● **Action item**
This exercise asks for a copy of each line in the records below with the word "meta" in it.

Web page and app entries
<<<<

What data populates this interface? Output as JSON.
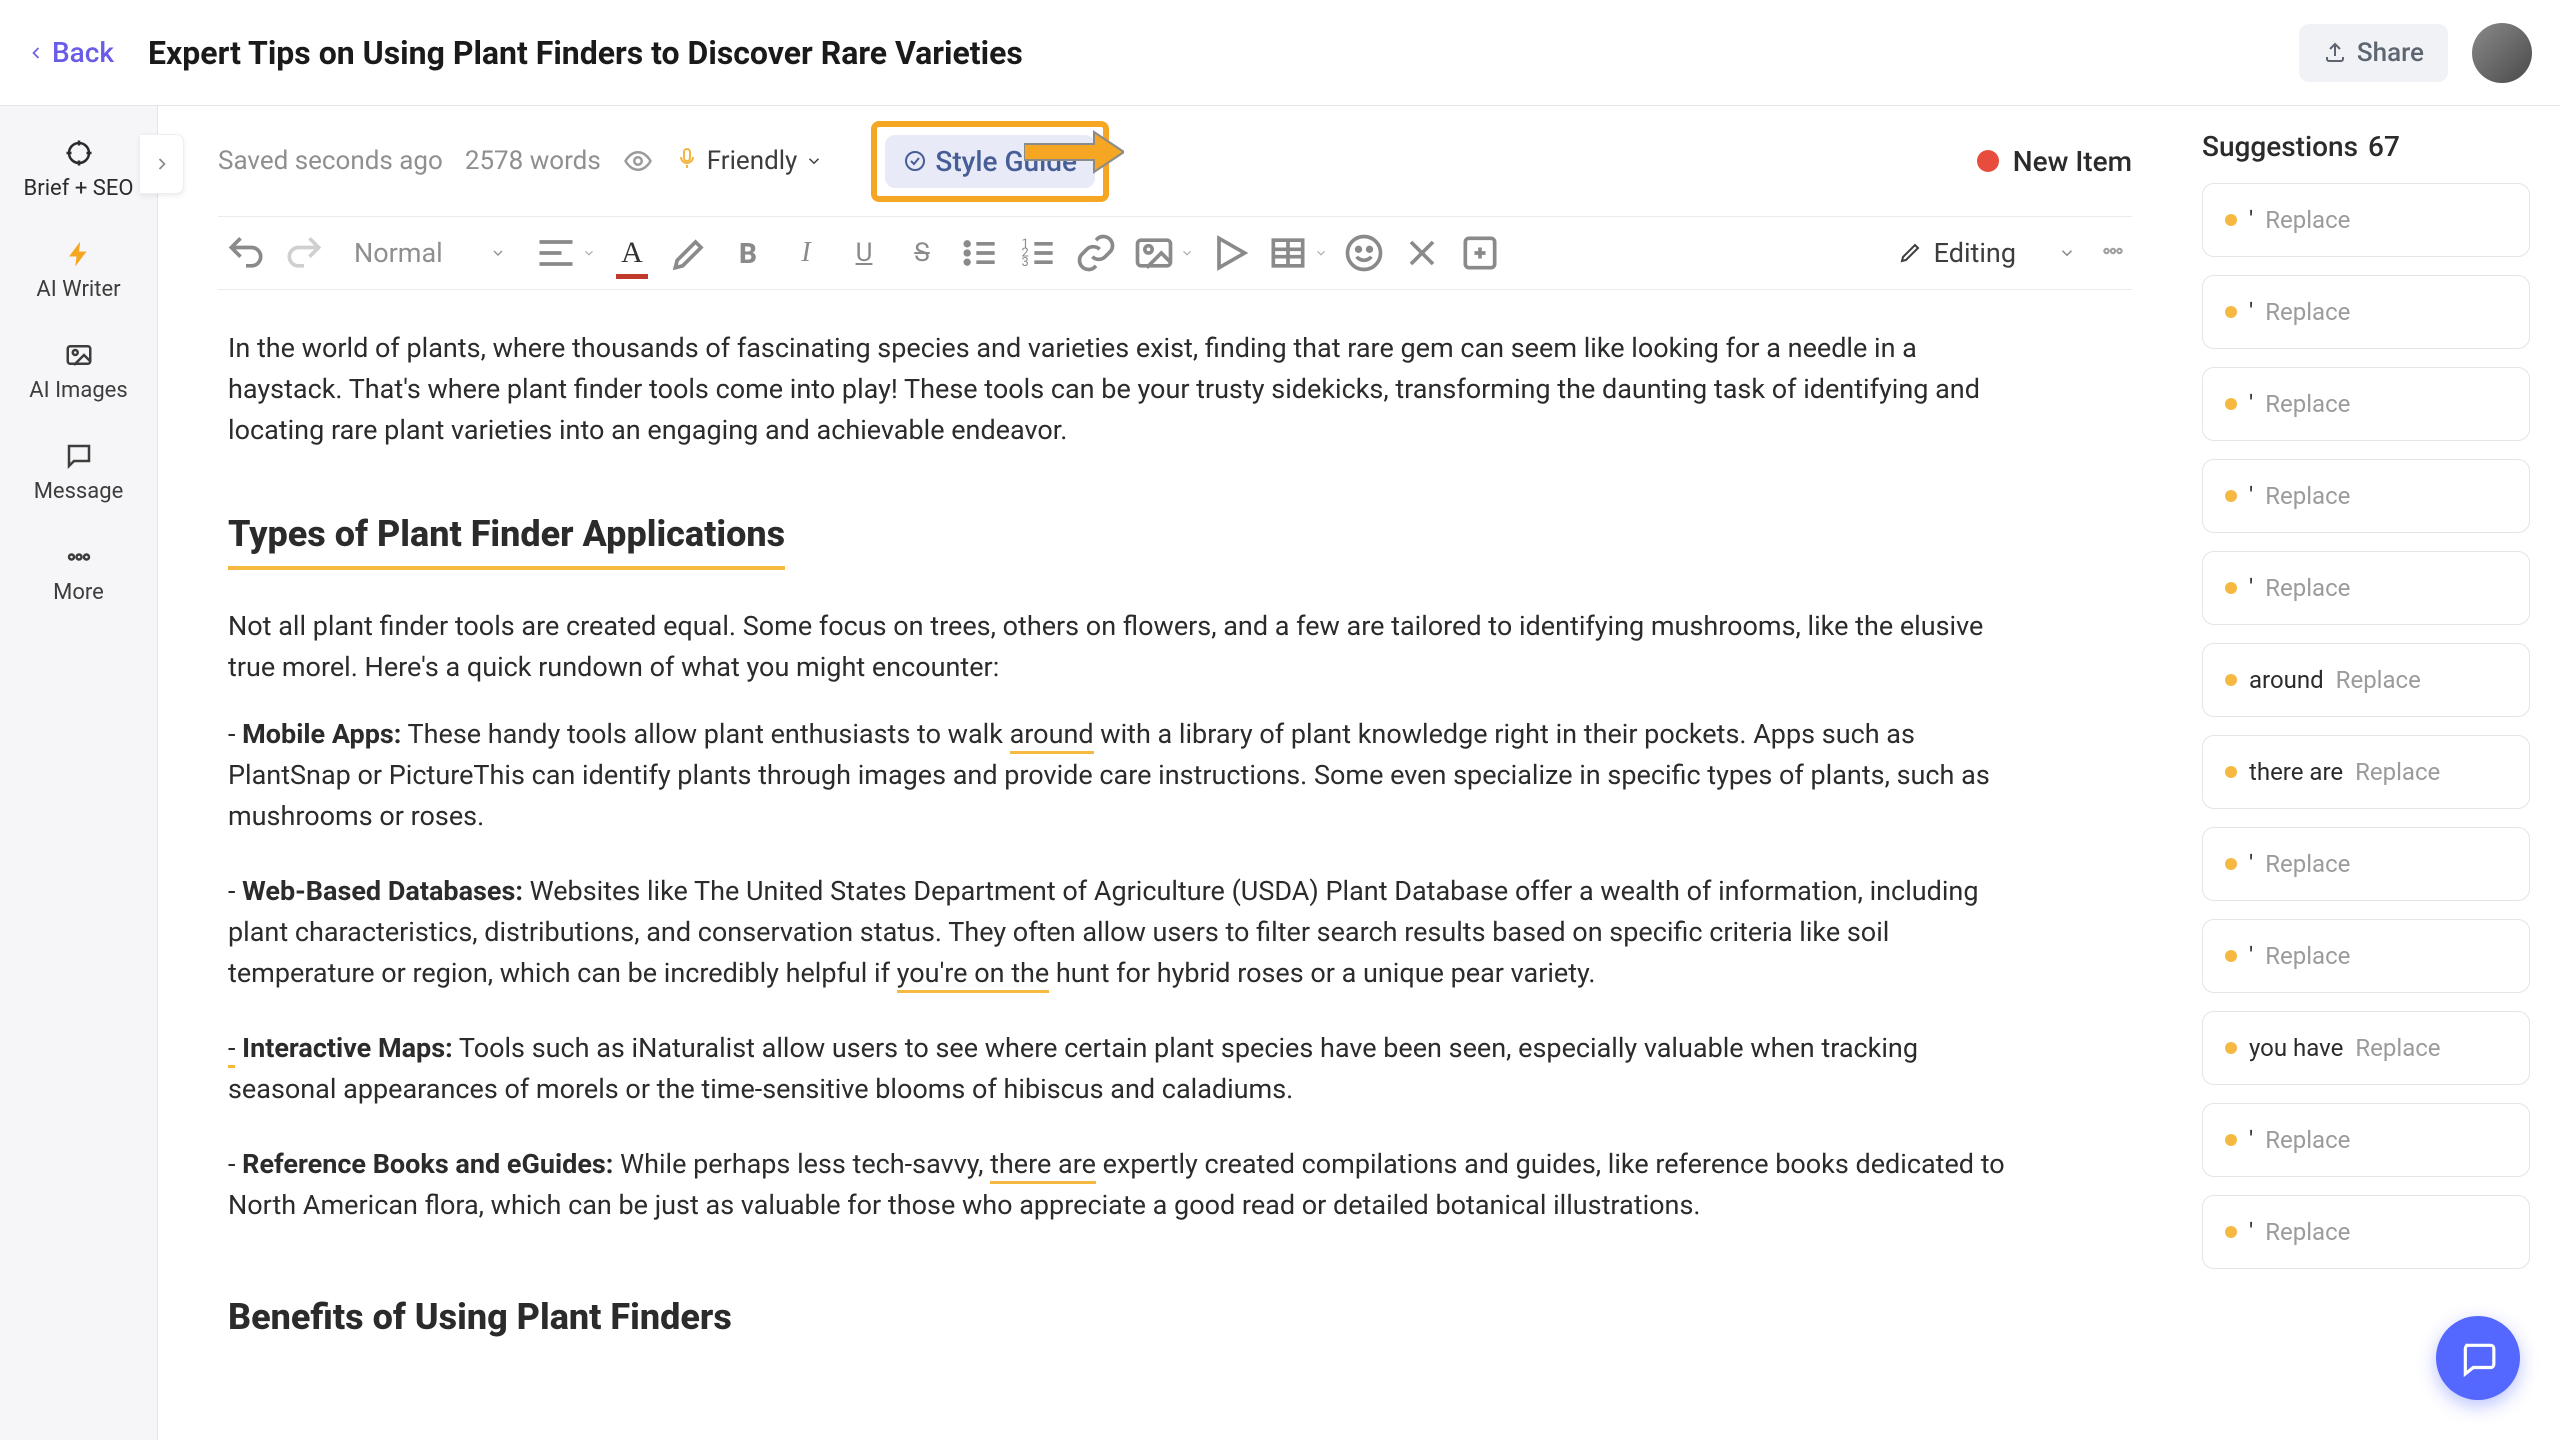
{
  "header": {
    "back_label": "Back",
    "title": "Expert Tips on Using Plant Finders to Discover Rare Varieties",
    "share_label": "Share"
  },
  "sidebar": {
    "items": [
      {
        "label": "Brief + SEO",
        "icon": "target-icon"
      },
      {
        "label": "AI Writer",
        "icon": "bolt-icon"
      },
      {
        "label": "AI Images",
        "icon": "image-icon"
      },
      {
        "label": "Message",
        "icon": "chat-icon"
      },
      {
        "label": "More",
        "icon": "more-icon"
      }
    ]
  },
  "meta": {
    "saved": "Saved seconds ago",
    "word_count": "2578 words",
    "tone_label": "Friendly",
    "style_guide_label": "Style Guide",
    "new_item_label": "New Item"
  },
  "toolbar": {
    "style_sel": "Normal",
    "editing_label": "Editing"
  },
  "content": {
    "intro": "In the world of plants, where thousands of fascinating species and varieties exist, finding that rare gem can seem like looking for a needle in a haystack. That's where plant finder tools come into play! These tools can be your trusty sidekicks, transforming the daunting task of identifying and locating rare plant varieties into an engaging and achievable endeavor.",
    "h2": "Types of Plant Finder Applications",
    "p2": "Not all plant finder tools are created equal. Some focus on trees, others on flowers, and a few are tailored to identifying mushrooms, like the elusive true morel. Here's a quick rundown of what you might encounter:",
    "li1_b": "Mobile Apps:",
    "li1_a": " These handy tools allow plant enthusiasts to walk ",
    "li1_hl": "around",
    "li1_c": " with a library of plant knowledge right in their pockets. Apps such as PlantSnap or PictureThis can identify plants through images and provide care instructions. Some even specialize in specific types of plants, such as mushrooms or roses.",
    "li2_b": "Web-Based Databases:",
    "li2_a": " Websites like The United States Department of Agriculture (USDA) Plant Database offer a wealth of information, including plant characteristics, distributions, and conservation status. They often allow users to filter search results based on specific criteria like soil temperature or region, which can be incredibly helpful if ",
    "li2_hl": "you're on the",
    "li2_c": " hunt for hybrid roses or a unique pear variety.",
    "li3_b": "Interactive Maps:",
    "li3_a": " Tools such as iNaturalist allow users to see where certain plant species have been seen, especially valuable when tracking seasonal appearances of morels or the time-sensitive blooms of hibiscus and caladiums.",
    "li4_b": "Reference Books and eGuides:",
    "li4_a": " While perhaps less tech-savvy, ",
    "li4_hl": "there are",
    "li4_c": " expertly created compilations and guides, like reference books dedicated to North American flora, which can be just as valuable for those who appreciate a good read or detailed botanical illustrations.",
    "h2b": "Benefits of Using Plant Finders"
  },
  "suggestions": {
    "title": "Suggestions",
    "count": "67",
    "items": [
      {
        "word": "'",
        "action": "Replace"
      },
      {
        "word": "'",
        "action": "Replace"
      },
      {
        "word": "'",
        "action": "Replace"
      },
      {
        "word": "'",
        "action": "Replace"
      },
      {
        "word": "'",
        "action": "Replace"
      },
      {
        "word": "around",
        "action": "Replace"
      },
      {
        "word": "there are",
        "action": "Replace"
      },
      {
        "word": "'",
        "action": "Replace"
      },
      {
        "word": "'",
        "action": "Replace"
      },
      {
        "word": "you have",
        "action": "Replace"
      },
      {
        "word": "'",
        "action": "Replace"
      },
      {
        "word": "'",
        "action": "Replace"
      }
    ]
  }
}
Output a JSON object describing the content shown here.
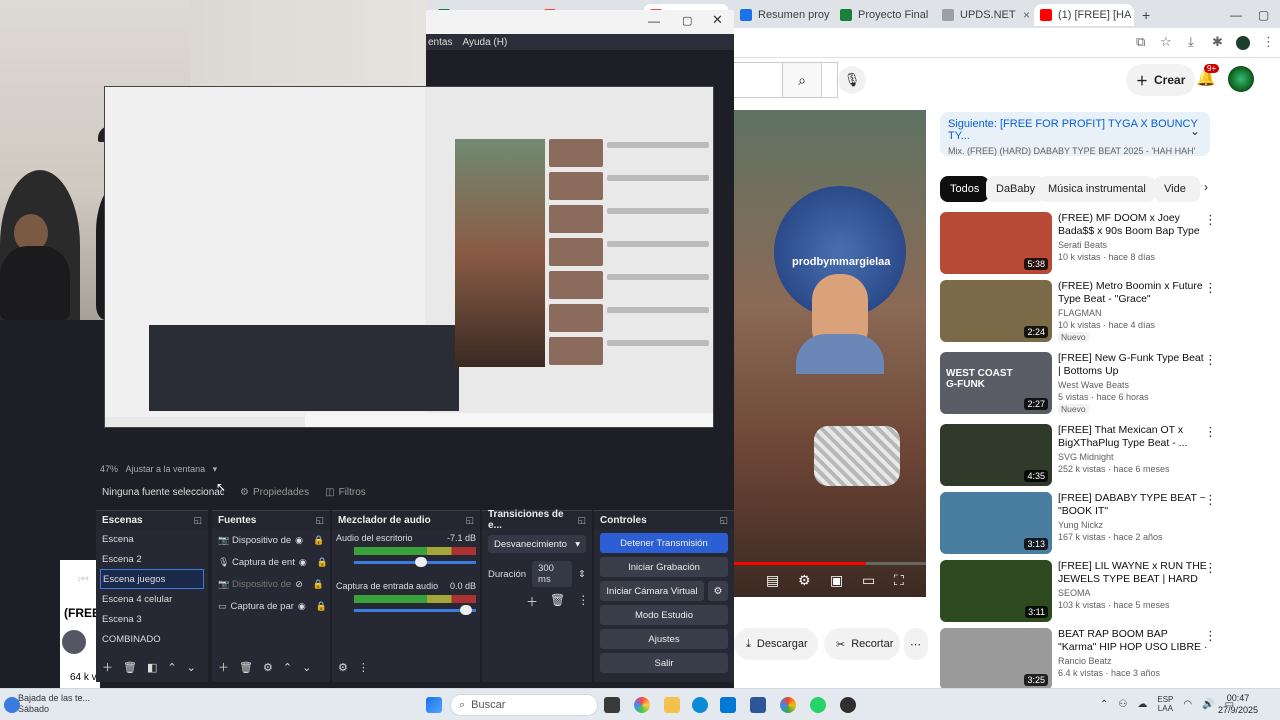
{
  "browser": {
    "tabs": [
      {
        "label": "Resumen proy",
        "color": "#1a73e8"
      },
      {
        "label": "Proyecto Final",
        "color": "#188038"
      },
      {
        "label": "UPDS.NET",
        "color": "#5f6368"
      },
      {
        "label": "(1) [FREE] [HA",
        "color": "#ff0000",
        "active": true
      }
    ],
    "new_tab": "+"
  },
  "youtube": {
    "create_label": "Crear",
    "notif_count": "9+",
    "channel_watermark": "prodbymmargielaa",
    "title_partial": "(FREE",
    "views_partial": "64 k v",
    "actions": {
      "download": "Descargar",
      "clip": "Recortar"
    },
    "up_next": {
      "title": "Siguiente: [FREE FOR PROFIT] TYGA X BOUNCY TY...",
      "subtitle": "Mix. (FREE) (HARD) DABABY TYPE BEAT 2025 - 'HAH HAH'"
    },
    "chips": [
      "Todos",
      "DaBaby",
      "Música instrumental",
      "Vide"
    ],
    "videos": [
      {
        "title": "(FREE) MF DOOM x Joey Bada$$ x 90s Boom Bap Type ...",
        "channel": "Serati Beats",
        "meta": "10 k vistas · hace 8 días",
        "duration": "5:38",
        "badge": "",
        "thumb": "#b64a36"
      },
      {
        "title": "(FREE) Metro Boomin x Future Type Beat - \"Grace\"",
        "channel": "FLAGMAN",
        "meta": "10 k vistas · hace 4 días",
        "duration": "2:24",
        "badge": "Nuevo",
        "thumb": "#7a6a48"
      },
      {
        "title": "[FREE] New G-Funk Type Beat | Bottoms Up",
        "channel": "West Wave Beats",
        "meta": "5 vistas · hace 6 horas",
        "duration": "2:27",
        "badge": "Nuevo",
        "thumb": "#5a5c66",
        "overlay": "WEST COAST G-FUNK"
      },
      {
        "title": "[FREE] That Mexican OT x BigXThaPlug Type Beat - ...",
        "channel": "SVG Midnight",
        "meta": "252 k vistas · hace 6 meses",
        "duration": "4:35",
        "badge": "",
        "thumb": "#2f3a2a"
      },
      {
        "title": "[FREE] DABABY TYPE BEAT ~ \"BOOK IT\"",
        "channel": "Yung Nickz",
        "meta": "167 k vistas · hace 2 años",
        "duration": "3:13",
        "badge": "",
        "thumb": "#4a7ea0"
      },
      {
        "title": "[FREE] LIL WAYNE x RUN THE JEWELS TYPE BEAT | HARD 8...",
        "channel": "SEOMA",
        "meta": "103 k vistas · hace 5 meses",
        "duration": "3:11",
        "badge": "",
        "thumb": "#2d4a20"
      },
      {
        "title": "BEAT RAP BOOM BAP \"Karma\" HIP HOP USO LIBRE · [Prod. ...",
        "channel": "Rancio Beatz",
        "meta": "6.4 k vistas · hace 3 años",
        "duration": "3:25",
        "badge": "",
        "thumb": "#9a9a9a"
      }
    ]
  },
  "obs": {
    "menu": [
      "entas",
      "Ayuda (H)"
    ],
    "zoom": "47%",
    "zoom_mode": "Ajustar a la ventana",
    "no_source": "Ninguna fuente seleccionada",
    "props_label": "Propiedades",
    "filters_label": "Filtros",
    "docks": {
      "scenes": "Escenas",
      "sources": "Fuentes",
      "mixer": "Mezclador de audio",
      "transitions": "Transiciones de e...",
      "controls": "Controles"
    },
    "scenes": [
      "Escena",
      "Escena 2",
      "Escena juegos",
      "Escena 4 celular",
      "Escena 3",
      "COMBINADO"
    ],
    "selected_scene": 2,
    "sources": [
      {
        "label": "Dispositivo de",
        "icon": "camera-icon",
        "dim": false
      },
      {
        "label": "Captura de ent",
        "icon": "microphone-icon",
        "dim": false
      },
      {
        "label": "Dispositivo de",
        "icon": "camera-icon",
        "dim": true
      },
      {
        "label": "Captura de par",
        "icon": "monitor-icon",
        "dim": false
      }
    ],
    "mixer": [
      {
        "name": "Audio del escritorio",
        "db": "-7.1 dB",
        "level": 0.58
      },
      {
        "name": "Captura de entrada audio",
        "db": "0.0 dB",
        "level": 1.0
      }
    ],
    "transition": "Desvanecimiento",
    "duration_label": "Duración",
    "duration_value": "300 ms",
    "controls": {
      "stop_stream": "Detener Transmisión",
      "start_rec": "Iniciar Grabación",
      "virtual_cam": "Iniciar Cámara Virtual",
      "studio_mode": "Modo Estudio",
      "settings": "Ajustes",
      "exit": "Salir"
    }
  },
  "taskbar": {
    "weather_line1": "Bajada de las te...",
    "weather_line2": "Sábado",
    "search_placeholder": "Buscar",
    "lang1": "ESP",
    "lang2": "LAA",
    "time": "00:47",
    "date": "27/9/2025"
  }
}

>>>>

● **Result of this exercise**
  "meta": {
        "meta": "10 k vistas · hace 8 días",
        "meta": "10 k vistas · hace 4 días",
        "meta": "5 vistas · hace 6 horas",
        "meta": "252 k vistas · hace 6 meses",
        "meta": "167 k vistas · hace 2 años",
        "meta": "103 k vistas · hace 5 meses",
        "meta": "6.4 k vistas · hace 3 años",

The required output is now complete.